▼
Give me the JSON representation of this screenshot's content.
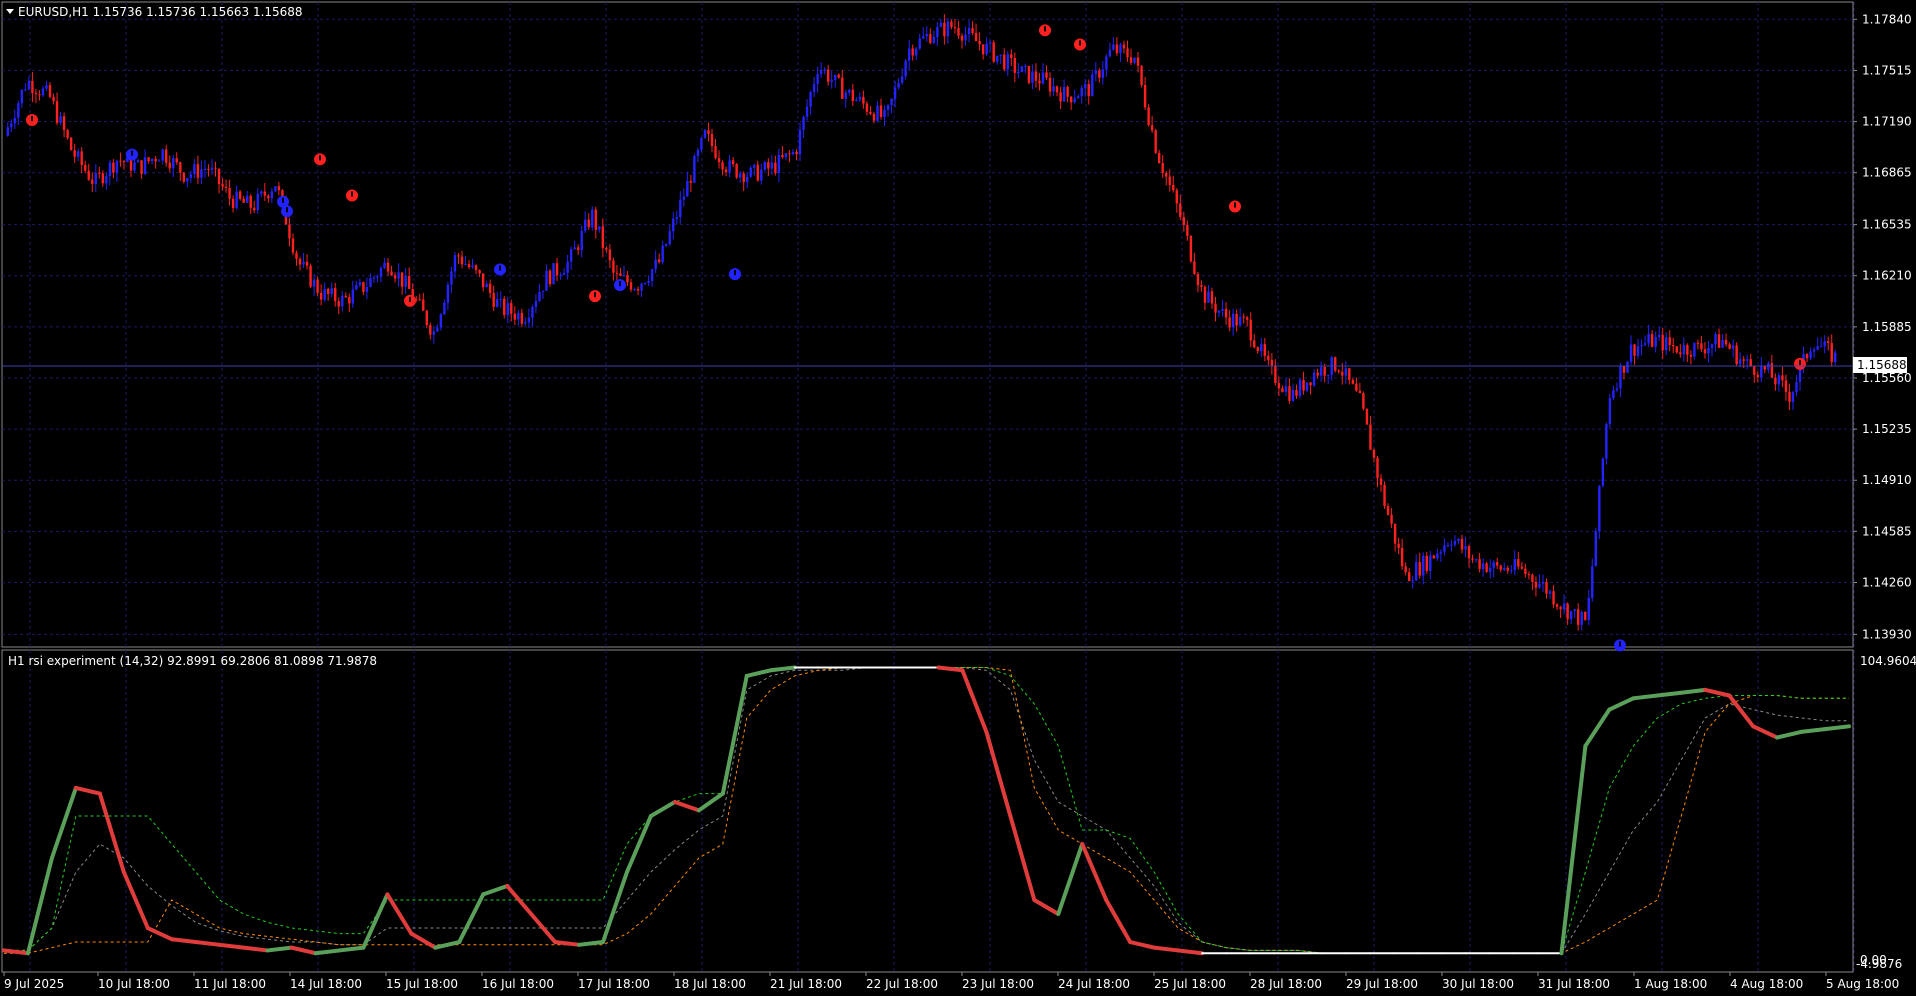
{
  "window": {
    "symbol_header": "EURUSD,H1  1.15736 1.15736 1.15663 1.15688"
  },
  "price_panel": {
    "current_price_label": "1.15688",
    "price_levels": [
      "1.17840",
      "1.17515",
      "1.17190",
      "1.16865",
      "1.16535",
      "1.16210",
      "1.15885",
      "1.15560",
      "1.15235",
      "1.14910",
      "1.14585",
      "1.14260",
      "1.13930"
    ]
  },
  "indicator_panel": {
    "header": "H1 rsi experiment (14,32) 92.8991 69.2806 81.0898 71.9878",
    "max_label": "104.9604",
    "min_label": "0.00",
    "extra_label": "-4.9876"
  },
  "time_axis": {
    "labels": [
      "9 Jul 2025",
      "10 Jul 18:00",
      "11 Jul 18:00",
      "14 Jul 18:00",
      "15 Jul 18:00",
      "16 Jul 18:00",
      "17 Jul 18:00",
      "18 Jul 18:00",
      "21 Jul 18:00",
      "22 Jul 18:00",
      "23 Jul 18:00",
      "24 Jul 18:00",
      "25 Jul 18:00",
      "28 Jul 18:00",
      "29 Jul 18:00",
      "30 Jul 18:00",
      "31 Jul 18:00",
      "1 Aug 18:00",
      "4 Aug 18:00",
      "5 Aug 18:00"
    ]
  },
  "colors": {
    "background": "#000000",
    "grid": "#1a1a66",
    "bull_candle": "#2323ff",
    "bear_candle": "#ff2020",
    "rsi_up": "#5aa05a",
    "rsi_down": "#e03c3c",
    "rsi_neutral": "#ffffff",
    "signal_green": "#22cc22",
    "signal_orange": "#ff8800",
    "signal_gray": "#888888"
  },
  "chart_data": [
    {
      "type": "candlestick",
      "title": "EURUSD,H1",
      "ylim": [
        1.1385,
        1.1795
      ],
      "x": [
        "9 Jul 2025",
        "10 Jul 18:00",
        "11 Jul 18:00",
        "14 Jul 18:00",
        "15 Jul 18:00",
        "16 Jul 18:00",
        "17 Jul 18:00",
        "18 Jul 18:00",
        "21 Jul 18:00",
        "22 Jul 18:00",
        "23 Jul 18:00",
        "24 Jul 18:00",
        "25 Jul 18:00",
        "28 Jul 18:00",
        "29 Jul 18:00",
        "30 Jul 18:00",
        "31 Jul 18:00",
        "1 Aug 18:00",
        "4 Aug 18:00",
        "5 Aug 18:00"
      ],
      "close_path": [
        1.171,
        1.1745,
        1.1735,
        1.17,
        1.168,
        1.1695,
        1.169,
        1.17,
        1.1685,
        1.169,
        1.167,
        1.1665,
        1.168,
        1.163,
        1.161,
        1.1605,
        1.1615,
        1.163,
        1.161,
        1.1585,
        1.1635,
        1.162,
        1.16,
        1.1595,
        1.162,
        1.163,
        1.166,
        1.162,
        1.1615,
        1.163,
        1.167,
        1.171,
        1.169,
        1.1685,
        1.169,
        1.17,
        1.1755,
        1.174,
        1.173,
        1.172,
        1.1765,
        1.1775,
        1.178,
        1.177,
        1.176,
        1.175,
        1.1745,
        1.1735,
        1.174,
        1.1765,
        1.176,
        1.17,
        1.166,
        1.161,
        1.1595,
        1.159,
        1.156,
        1.1545,
        1.156,
        1.1565,
        1.154,
        1.148,
        1.143,
        1.144,
        1.1455,
        1.144,
        1.1435,
        1.1435,
        1.1425,
        1.141,
        1.14,
        1.1545,
        1.1575,
        1.158,
        1.1575,
        1.1575,
        1.158,
        1.1565,
        1.156,
        1.1545,
        1.158,
        1.1569
      ],
      "signals": [
        {
          "type": "sell",
          "price": 1.172
        },
        {
          "type": "buy",
          "price": 1.1698
        },
        {
          "type": "sell",
          "price": 1.1695
        },
        {
          "type": "buy",
          "price": 1.1668
        },
        {
          "type": "sell",
          "price": 1.1672
        },
        {
          "type": "buy",
          "price": 1.1662
        },
        {
          "type": "sell",
          "price": 1.1605
        },
        {
          "type": "buy",
          "price": 1.1625
        },
        {
          "type": "sell",
          "price": 1.1608
        },
        {
          "type": "buy",
          "price": 1.1615
        },
        {
          "type": "buy",
          "price": 1.1622
        },
        {
          "type": "sell",
          "price": 1.1777
        },
        {
          "type": "sell",
          "price": 1.1768
        },
        {
          "type": "sell",
          "price": 1.1665
        },
        {
          "type": "buy",
          "price": 1.1386
        },
        {
          "type": "sell",
          "price": 1.1565
        }
      ]
    },
    {
      "type": "line",
      "title": "H1 rsi experiment (14,32)",
      "ylim": [
        -4.9876,
        104.9604
      ],
      "series": [
        {
          "name": "rsi",
          "values": [
            2,
            1,
            35,
            60,
            58,
            30,
            10,
            6,
            5,
            4,
            3,
            2,
            3,
            1,
            2,
            3,
            22,
            8,
            3,
            5,
            22,
            25,
            15,
            5,
            4,
            5,
            30,
            50,
            55,
            52,
            58,
            100,
            102,
            103,
            103,
            103,
            103,
            103,
            103,
            103,
            102,
            80,
            50,
            20,
            15,
            40,
            20,
            5,
            3,
            2,
            1,
            1,
            1,
            1,
            1,
            1,
            1,
            1,
            1,
            1,
            1,
            1,
            1,
            1,
            1,
            1,
            75,
            88,
            92,
            93,
            94,
            95,
            93,
            82,
            78,
            80,
            81,
            82
          ]
        },
        {
          "name": "signal_green",
          "values": [
            2,
            2,
            10,
            50,
            50,
            50,
            50,
            40,
            30,
            20,
            15,
            12,
            10,
            9,
            8,
            8,
            20,
            20,
            20,
            20,
            20,
            20,
            20,
            20,
            20,
            20,
            40,
            50,
            55,
            58,
            58,
            100,
            102,
            103,
            103,
            103,
            103,
            103,
            103,
            103,
            103,
            103,
            100,
            90,
            75,
            45,
            45,
            42,
            30,
            15,
            5,
            3,
            2,
            2,
            2,
            1,
            1,
            1,
            1,
            1,
            1,
            1,
            1,
            1,
            1,
            1,
            30,
            60,
            75,
            85,
            90,
            92,
            93,
            93,
            93,
            92,
            92,
            92
          ]
        },
        {
          "name": "signal_orange",
          "values": [
            1,
            1,
            3,
            5,
            5,
            5,
            5,
            20,
            15,
            10,
            8,
            7,
            6,
            5,
            4,
            4,
            4,
            4,
            4,
            4,
            4,
            4,
            4,
            4,
            4,
            4,
            8,
            15,
            25,
            35,
            40,
            85,
            95,
            100,
            102,
            103,
            103,
            103,
            103,
            103,
            103,
            103,
            102,
            60,
            45,
            40,
            35,
            30,
            20,
            10,
            5,
            3,
            2,
            2,
            2,
            1,
            1,
            1,
            1,
            1,
            1,
            1,
            1,
            1,
            1,
            1,
            5,
            10,
            15,
            20,
            50,
            80,
            90,
            93,
            93,
            92,
            92,
            92
          ]
        },
        {
          "name": "signal_gray",
          "values": [
            2,
            2,
            10,
            30,
            40,
            35,
            25,
            18,
            12,
            9,
            7,
            6,
            5,
            5,
            4,
            4,
            10,
            10,
            10,
            10,
            10,
            10,
            10,
            10,
            10,
            10,
            20,
            30,
            38,
            45,
            50,
            95,
            100,
            102,
            102,
            102,
            103,
            103,
            103,
            103,
            103,
            102,
            95,
            70,
            55,
            50,
            45,
            35,
            25,
            12,
            5,
            3,
            2,
            2,
            2,
            1,
            1,
            1,
            1,
            1,
            1,
            1,
            1,
            1,
            1,
            1,
            15,
            30,
            45,
            55,
            70,
            85,
            90,
            88,
            86,
            85,
            84,
            84
          ]
        }
      ]
    }
  ]
}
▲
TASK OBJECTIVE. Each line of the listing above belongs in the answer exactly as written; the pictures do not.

REPLY.
Give me the JSON representation of this screenshot's content.
{
  "window": {
    "symbol_header": "EURUSD,H1  1.15736 1.15736 1.15663 1.15688"
  },
  "price_panel": {
    "current_price_label": "1.15688",
    "price_levels": [
      "1.17840",
      "1.17515",
      "1.17190",
      "1.16865",
      "1.16535",
      "1.16210",
      "1.15885",
      "1.15560",
      "1.15235",
      "1.14910",
      "1.14585",
      "1.14260",
      "1.13930"
    ]
  },
  "indicator_panel": {
    "header": "H1 rsi experiment (14,32) 92.8991 69.2806 81.0898 71.9878",
    "max_label": "104.9604",
    "min_label": "0.00",
    "extra_label": "-4.9876"
  },
  "time_axis": {
    "labels": [
      "9 Jul 2025",
      "10 Jul 18:00",
      "11 Jul 18:00",
      "14 Jul 18:00",
      "15 Jul 18:00",
      "16 Jul 18:00",
      "17 Jul 18:00",
      "18 Jul 18:00",
      "21 Jul 18:00",
      "22 Jul 18:00",
      "23 Jul 18:00",
      "24 Jul 18:00",
      "25 Jul 18:00",
      "28 Jul 18:00",
      "29 Jul 18:00",
      "30 Jul 18:00",
      "31 Jul 18:00",
      "1 Aug 18:00",
      "4 Aug 18:00",
      "5 Aug 18:00"
    ]
  },
  "colors": {
    "background": "#000000",
    "grid": "#1a1a66",
    "bull_candle": "#2323ff",
    "bear_candle": "#ff2020",
    "rsi_up": "#5aa05a",
    "rsi_down": "#e03c3c",
    "rsi_neutral": "#ffffff",
    "signal_green": "#22cc22",
    "signal_orange": "#ff8800",
    "signal_gray": "#888888"
  },
  "chart_data": [
    {
      "type": "candlestick",
      "title": "EURUSD,H1",
      "ylim": [
        1.1385,
        1.1795
      ],
      "x": [
        "9 Jul 2025",
        "10 Jul 18:00",
        "11 Jul 18:00",
        "14 Jul 18:00",
        "15 Jul 18:00",
        "16 Jul 18:00",
        "17 Jul 18:00",
        "18 Jul 18:00",
        "21 Jul 18:00",
        "22 Jul 18:00",
        "23 Jul 18:00",
        "24 Jul 18:00",
        "25 Jul 18:00",
        "28 Jul 18:00",
        "29 Jul 18:00",
        "30 Jul 18:00",
        "31 Jul 18:00",
        "1 Aug 18:00",
        "4 Aug 18:00",
        "5 Aug 18:00"
      ],
      "close_path": [
        1.171,
        1.1745,
        1.1735,
        1.17,
        1.168,
        1.1695,
        1.169,
        1.17,
        1.1685,
        1.169,
        1.167,
        1.1665,
        1.168,
        1.163,
        1.161,
        1.1605,
        1.1615,
        1.163,
        1.161,
        1.1585,
        1.1635,
        1.162,
        1.16,
        1.1595,
        1.162,
        1.163,
        1.166,
        1.162,
        1.1615,
        1.163,
        1.167,
        1.171,
        1.169,
        1.1685,
        1.169,
        1.17,
        1.1755,
        1.174,
        1.173,
        1.172,
        1.1765,
        1.1775,
        1.178,
        1.177,
        1.176,
        1.175,
        1.1745,
        1.1735,
        1.174,
        1.1765,
        1.176,
        1.17,
        1.166,
        1.161,
        1.1595,
        1.159,
        1.156,
        1.1545,
        1.156,
        1.1565,
        1.154,
        1.148,
        1.143,
        1.144,
        1.1455,
        1.144,
        1.1435,
        1.1435,
        1.1425,
        1.141,
        1.14,
        1.1545,
        1.1575,
        1.158,
        1.1575,
        1.1575,
        1.158,
        1.1565,
        1.156,
        1.1545,
        1.158,
        1.1569
      ],
      "signals": [
        {
          "type": "sell",
          "price": 1.172
        },
        {
          "type": "buy",
          "price": 1.1698
        },
        {
          "type": "sell",
          "price": 1.1695
        },
        {
          "type": "buy",
          "price": 1.1668
        },
        {
          "type": "sell",
          "price": 1.1672
        },
        {
          "type": "buy",
          "price": 1.1662
        },
        {
          "type": "sell",
          "price": 1.1605
        },
        {
          "type": "buy",
          "price": 1.1625
        },
        {
          "type": "sell",
          "price": 1.1608
        },
        {
          "type": "buy",
          "price": 1.1615
        },
        {
          "type": "buy",
          "price": 1.1622
        },
        {
          "type": "sell",
          "price": 1.1777
        },
        {
          "type": "sell",
          "price": 1.1768
        },
        {
          "type": "sell",
          "price": 1.1665
        },
        {
          "type": "buy",
          "price": 1.1386
        },
        {
          "type": "sell",
          "price": 1.1565
        }
      ]
    },
    {
      "type": "line",
      "title": "H1 rsi experiment (14,32)",
      "ylim": [
        -4.9876,
        104.9604
      ],
      "series": [
        {
          "name": "rsi",
          "values": [
            2,
            1,
            35,
            60,
            58,
            30,
            10,
            6,
            5,
            4,
            3,
            2,
            3,
            1,
            2,
            3,
            22,
            8,
            3,
            5,
            22,
            25,
            15,
            5,
            4,
            5,
            30,
            50,
            55,
            52,
            58,
            100,
            102,
            103,
            103,
            103,
            103,
            103,
            103,
            103,
            102,
            80,
            50,
            20,
            15,
            40,
            20,
            5,
            3,
            2,
            1,
            1,
            1,
            1,
            1,
            1,
            1,
            1,
            1,
            1,
            1,
            1,
            1,
            1,
            1,
            1,
            75,
            88,
            92,
            93,
            94,
            95,
            93,
            82,
            78,
            80,
            81,
            82
          ]
        },
        {
          "name": "signal_green",
          "values": [
            2,
            2,
            10,
            50,
            50,
            50,
            50,
            40,
            30,
            20,
            15,
            12,
            10,
            9,
            8,
            8,
            20,
            20,
            20,
            20,
            20,
            20,
            20,
            20,
            20,
            20,
            40,
            50,
            55,
            58,
            58,
            100,
            102,
            103,
            103,
            103,
            103,
            103,
            103,
            103,
            103,
            103,
            100,
            90,
            75,
            45,
            45,
            42,
            30,
            15,
            5,
            3,
            2,
            2,
            2,
            1,
            1,
            1,
            1,
            1,
            1,
            1,
            1,
            1,
            1,
            1,
            30,
            60,
            75,
            85,
            90,
            92,
            93,
            93,
            93,
            92,
            92,
            92
          ]
        },
        {
          "name": "signal_orange",
          "values": [
            1,
            1,
            3,
            5,
            5,
            5,
            5,
            20,
            15,
            10,
            8,
            7,
            6,
            5,
            4,
            4,
            4,
            4,
            4,
            4,
            4,
            4,
            4,
            4,
            4,
            4,
            8,
            15,
            25,
            35,
            40,
            85,
            95,
            100,
            102,
            103,
            103,
            103,
            103,
            103,
            103,
            103,
            102,
            60,
            45,
            40,
            35,
            30,
            20,
            10,
            5,
            3,
            2,
            2,
            2,
            1,
            1,
            1,
            1,
            1,
            1,
            1,
            1,
            1,
            1,
            1,
            5,
            10,
            15,
            20,
            50,
            80,
            90,
            93,
            93,
            92,
            92,
            92
          ]
        },
        {
          "name": "signal_gray",
          "values": [
            2,
            2,
            10,
            30,
            40,
            35,
            25,
            18,
            12,
            9,
            7,
            6,
            5,
            5,
            4,
            4,
            10,
            10,
            10,
            10,
            10,
            10,
            10,
            10,
            10,
            10,
            20,
            30,
            38,
            45,
            50,
            95,
            100,
            102,
            102,
            102,
            103,
            103,
            103,
            103,
            103,
            102,
            95,
            70,
            55,
            50,
            45,
            35,
            25,
            12,
            5,
            3,
            2,
            2,
            2,
            1,
            1,
            1,
            1,
            1,
            1,
            1,
            1,
            1,
            1,
            1,
            15,
            30,
            45,
            55,
            70,
            85,
            90,
            88,
            86,
            85,
            84,
            84
          ]
        }
      ]
    }
  ]
}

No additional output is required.